While chronic or traumatic stress can be damaging, psychologists say normal, everyday stress — in the right dose and viewed through the right lens — can be helpful, pushing adolescents to grow beyond their limits and setting them up to thrive.
Ask any great performer on the field or stage, and they’ll tell you a healthy dose of stress is key to reaching peak performance — but too much of it can make you choke. Researchers say it’s often how a person interprets a high-pressure situation, rather than the load itself, that influences how they experience stress.
Healthy stress is motivating, focuses attention, and primes our minds and bodies to face new challenges, be it taking a test, speaking in front of an audience or standing up to a bully at school. Stress turns unhealthy when it feels bigger than our ability to cope with it, fills our minds with worries and hijacks important cognitive resources that could be better spent mastering the challenge at hand.
“Anything that asks us to work at the edge of our current capacity is stressful, but that’s how we learn and grow,” says child psychologist Lisa Damour.
“It’s easy for kids and adults to fall into the assumption that if it doesn’t feel good, it’s bad for you,” she says. “But as anyone who has exercised knows, that’s not true. Stress, even healthy stress, doesn’t feel good in the same way that lifting weights doesn’t usually feel good.” Parents need to be at ease with the idea that their child will be uncomfortable, and that it doesn’t necessarily mean something is wrong.
In fact, a growing body of research finds that how students view their stress — as helpful or harmful — can influence their academic performance. In a study published recently in Proceedings of the National Academy of Sciences, researchers set out to explore whether a 10-minute stress-reducing exercise performed before an exam could help students improve their scores, especially those from lower-income backgrounds who have been found to have particularly high levels of stress and anxiety regarding tests.

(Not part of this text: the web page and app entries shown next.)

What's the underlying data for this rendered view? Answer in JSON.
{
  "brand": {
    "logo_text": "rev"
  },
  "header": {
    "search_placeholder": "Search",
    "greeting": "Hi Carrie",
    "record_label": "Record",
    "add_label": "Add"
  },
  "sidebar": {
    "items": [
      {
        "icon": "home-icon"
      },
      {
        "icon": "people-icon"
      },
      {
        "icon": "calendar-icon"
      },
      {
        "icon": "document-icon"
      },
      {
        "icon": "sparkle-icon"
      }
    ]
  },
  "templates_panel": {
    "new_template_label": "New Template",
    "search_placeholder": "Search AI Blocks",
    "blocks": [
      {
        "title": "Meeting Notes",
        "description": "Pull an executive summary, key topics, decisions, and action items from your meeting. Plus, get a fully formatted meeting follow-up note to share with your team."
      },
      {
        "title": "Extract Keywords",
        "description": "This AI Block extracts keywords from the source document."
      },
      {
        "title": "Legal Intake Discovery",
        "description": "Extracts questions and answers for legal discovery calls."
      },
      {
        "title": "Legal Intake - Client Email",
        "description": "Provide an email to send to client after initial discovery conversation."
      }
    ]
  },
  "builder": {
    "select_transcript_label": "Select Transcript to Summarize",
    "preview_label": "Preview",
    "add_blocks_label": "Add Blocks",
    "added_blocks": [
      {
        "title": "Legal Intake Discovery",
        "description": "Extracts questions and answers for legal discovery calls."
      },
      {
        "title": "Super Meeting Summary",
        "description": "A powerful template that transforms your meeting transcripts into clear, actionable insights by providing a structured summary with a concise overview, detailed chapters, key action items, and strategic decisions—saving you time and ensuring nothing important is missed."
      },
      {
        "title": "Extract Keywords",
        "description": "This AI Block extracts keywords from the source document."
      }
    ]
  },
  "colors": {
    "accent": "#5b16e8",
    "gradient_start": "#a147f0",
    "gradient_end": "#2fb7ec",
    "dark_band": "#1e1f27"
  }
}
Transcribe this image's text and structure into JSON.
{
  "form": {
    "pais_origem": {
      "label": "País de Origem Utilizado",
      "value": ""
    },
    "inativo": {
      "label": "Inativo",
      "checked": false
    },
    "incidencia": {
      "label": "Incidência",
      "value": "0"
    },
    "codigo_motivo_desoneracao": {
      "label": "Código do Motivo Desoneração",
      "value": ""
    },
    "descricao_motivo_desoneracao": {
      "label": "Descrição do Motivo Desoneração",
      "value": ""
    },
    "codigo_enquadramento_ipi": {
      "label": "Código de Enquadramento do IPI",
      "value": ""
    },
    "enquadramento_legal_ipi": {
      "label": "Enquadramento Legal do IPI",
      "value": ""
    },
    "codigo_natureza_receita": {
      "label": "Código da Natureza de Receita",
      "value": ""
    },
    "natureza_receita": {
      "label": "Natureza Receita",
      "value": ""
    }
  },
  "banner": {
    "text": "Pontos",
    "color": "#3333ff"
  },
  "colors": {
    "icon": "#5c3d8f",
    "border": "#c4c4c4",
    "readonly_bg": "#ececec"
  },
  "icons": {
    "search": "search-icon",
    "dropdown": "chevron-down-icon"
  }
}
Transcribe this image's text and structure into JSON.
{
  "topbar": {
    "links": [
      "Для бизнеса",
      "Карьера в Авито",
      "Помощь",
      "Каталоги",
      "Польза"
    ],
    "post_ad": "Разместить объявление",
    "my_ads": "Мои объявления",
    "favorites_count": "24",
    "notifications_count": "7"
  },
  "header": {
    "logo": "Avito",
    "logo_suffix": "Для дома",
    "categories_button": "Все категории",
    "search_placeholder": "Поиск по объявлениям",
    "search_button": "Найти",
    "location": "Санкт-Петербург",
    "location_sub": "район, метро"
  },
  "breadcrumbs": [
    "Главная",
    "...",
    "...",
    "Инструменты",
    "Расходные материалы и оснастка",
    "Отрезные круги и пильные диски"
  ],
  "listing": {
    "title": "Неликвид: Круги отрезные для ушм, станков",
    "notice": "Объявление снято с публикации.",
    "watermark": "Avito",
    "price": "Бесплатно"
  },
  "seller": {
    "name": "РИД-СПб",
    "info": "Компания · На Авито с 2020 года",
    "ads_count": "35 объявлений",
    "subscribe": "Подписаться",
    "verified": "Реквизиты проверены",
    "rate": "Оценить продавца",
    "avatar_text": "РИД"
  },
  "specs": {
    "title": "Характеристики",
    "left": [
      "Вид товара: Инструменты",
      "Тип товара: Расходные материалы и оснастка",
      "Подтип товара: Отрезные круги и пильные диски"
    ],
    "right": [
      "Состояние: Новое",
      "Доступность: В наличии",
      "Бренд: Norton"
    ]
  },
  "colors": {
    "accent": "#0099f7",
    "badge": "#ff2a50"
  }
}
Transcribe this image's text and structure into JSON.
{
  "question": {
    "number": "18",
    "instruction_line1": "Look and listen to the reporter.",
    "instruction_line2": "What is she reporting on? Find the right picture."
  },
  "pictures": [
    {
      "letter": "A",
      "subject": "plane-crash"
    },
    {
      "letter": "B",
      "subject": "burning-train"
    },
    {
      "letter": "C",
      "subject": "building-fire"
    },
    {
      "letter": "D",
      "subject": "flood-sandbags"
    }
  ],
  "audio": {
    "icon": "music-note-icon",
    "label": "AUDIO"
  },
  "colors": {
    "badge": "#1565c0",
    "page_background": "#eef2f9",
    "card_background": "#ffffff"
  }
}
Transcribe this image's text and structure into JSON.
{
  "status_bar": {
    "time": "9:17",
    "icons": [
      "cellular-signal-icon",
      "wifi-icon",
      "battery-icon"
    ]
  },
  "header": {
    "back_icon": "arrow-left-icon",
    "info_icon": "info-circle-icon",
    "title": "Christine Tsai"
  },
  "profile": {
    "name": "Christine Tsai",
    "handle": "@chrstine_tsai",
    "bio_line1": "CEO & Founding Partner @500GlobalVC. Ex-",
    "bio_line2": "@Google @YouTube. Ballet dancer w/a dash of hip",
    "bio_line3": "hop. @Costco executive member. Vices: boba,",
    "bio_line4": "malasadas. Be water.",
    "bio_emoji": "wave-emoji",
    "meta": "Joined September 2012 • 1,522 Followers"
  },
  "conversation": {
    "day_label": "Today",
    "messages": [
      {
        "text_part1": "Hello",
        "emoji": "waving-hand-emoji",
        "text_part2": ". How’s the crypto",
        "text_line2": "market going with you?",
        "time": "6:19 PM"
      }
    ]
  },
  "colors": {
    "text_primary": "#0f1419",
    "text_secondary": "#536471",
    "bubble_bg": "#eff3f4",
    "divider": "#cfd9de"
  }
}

Researchers studied nearly 1,200 freshmen at a large, diverse high school in the Midwest. Before their midyear and final biology exams, one group of students was given a “writing intervention” and asked to spend 10 minutes writing about their worries about the coming test. (Previous research has shown that writing about one’s anxieties helps to diminish their intensity and frees up cognitive resources.)
Another group was given a “reappraisal intervention,” where they were taught how to reinterpret their anxiety as a beneficial, energizing force. (Past studies have found that re-framing stress to a more positive view boosts performance.)
A third group of students was taught both interventions, while a control group was asked to simply ignore their stress.
The researchers found that using one of the three interventions (writing, reappraisal or both) helped anxious students better regulate their stress and significantly improved their test scores.
Study co-author Sian Beilock, president of Barnard College, says that, at home, parents can help adolescents reinterpret signs of stress in positive ways. For example, your pounding heart is not a sign that you’re about to fall on your face, but a way of delivering blood to your brain to help you better focus. Humans are “limited capacity systems,” she says, meaning we can’t really do two things well at once. By reappraising your stress and focusing on the positive, rather than spending energy ruminating on the negative, you’re able to free up the cognitive resources needed to meet the challenge.
A powerful thing a parent can do to help a student diminish unhealthy stress is to keep things proportional — talk about what is being asked of them in proportion to what it actually means, Damour says. She says it’s helpful to be explicit about putting tests into context by saying, “This test is a measure of how well you know this material today, not how well you’ll do in the future, not how much your teacher likes you or how much you like her, and not how much you are loved by us.”
To help an adolescent distinguish between helpful and harmful stress, Damour says, ask your teen to visualize life events in three buckets: things that I like, things that are a crisis and all the other things in between — these are the things they can handle. For example, if a child is having four quizzes in one week, that’s a moment a parent can say: “I understand why you don’t like this. It’s uncomfortable, but it’s not a crisis,” Damour says. “This falls into the category of being something you can handle, and I’m here to help you handle it.”
At its best, stress not only energizes us to hit challenging goals, but it can build up a store of psychological resilience that can be accessed to meet future challenges. Adolescents can build up a tolerance to stress, what researchers call stress inoculation, the way marathon runners build up their endurance: by gradually pushing themselves beyond comfortable limits, Damour says. Think of it as the difference between bringing home your first and second child. “You’ve already been stressed in this way, built up this muscle, so the second child doesn’t overwhelm you the same way,” she says.
The next time your adolescent comes home complaining about the stress she’s under, listen, validate her concerns, and then offer a more positive, adaptive view. Help her see that stress isn’t the enemy. In fact, it may be one of our most undervalued natural resources, one worth preserving to help us grow, rise to the challenges that lie ahead and push us to reach our full potential.
Written by Jennifer Breheny Wallace
Sourced by School Psychologist Iza Banasikowska